**Activity:**
An exact reproduction of the data below is the required answer.

**Material for this exercise:**
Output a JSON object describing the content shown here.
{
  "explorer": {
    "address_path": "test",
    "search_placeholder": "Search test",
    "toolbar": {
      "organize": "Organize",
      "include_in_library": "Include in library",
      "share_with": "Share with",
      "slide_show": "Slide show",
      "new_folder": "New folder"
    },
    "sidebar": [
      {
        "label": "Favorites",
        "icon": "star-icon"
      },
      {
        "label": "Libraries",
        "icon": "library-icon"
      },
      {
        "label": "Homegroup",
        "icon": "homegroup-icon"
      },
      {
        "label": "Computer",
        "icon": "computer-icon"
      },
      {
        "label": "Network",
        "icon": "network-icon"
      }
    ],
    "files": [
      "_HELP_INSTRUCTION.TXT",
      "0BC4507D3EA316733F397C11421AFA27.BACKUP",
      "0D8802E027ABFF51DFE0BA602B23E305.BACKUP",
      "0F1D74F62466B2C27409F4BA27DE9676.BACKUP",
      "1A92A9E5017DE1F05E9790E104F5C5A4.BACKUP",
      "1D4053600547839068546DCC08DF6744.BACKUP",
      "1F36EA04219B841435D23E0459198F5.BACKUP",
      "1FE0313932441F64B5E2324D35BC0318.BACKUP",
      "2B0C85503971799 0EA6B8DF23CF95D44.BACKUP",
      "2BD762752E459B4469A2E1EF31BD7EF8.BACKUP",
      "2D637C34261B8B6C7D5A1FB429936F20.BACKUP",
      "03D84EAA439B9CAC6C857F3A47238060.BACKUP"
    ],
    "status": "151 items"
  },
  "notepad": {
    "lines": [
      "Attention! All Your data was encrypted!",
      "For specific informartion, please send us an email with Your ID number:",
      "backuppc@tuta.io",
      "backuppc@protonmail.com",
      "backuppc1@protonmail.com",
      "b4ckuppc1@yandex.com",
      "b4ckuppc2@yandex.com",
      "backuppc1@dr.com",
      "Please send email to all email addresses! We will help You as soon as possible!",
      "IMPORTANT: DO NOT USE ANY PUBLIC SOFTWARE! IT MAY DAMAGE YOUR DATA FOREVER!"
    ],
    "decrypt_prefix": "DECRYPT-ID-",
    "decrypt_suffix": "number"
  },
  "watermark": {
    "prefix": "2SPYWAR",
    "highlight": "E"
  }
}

**Solution for this exercise:**
Output a JSON object describing the content shown here.
{
  "explorer": {
    "address_path": "test",
    "search_placeholder": "Search test",
    "toolbar": {
      "organize": "Organize",
      "include_in_library": "Include in library",
      "share_with": "Share with",
      "slide_show": "Slide show",
      "new_folder": "New folder"
    },
    "sidebar": [
      {
        "label": "Favorites",
        "icon": "star-icon"
      },
      {
        "label": "Libraries",
        "icon": "library-icon"
      },
      {
        "label": "Homegroup",
        "icon": "homegroup-icon"
      },
      {
        "label": "Computer",
        "icon": "computer-icon"
      },
      {
        "label": "Network",
        "icon": "network-icon"
      }
    ],
    "files": [
      "_HELP_INSTRUCTION.TXT",
      "0BC4507D3EA316733F397C11421AFA27.BACKUP",
      "0D8802E027ABFF51DFE0BA602B23E305.BACKUP",
      "0F1D74F62466B2C27409F4BA27DE9676.BACKUP",
      "1A92A9E5017DE1F05E9790E104F5C5A4.BACKUP",
      "1D4053600547839068546DCC08DF6744.BACKUP",
      "1F36EA04219B841435D23E0459198F5.BACKUP",
      "1FE0313932441F64B5E2324D35BC0318.BACKUP",
      "2B0C85503971799 0EA6B8DF23CF95D44.BACKUP",
      "2BD762752E459B4469A2E1EF31BD7EF8.BACKUP",
      "2D637C34261B8B6C7D5A1FB429936F20.BACKUP",
      "03D84EAA439B9CAC6C857F3A47238060.BACKUP"
    ],
    "status": "151 items"
  },
  "notepad": {
    "lines": [
      "Attention! All Your data was encrypted!",
      "For specific informartion, please send us an email with Your ID number:",
      "backuppc@tuta.io",
      "backuppc@protonmail.com",
      "backuppc1@protonmail.com",
      "b4ckuppc1@yandex.com",
      "b4ckuppc2@yandex.com",
      "backuppc1@dr.com",
      "Please send email to all email addresses! We will help You as soon as possible!",
      "IMPORTANT: DO NOT USE ANY PUBLIC SOFTWARE! IT MAY DAMAGE YOUR DATA FOREVER!"
    ],
    "decrypt_prefix": "DECRYPT-ID-",
    "decrypt_suffix": "number"
  },
  "watermark": {
    "prefix": "2SPYWAR",
    "highlight": "E"
  }
}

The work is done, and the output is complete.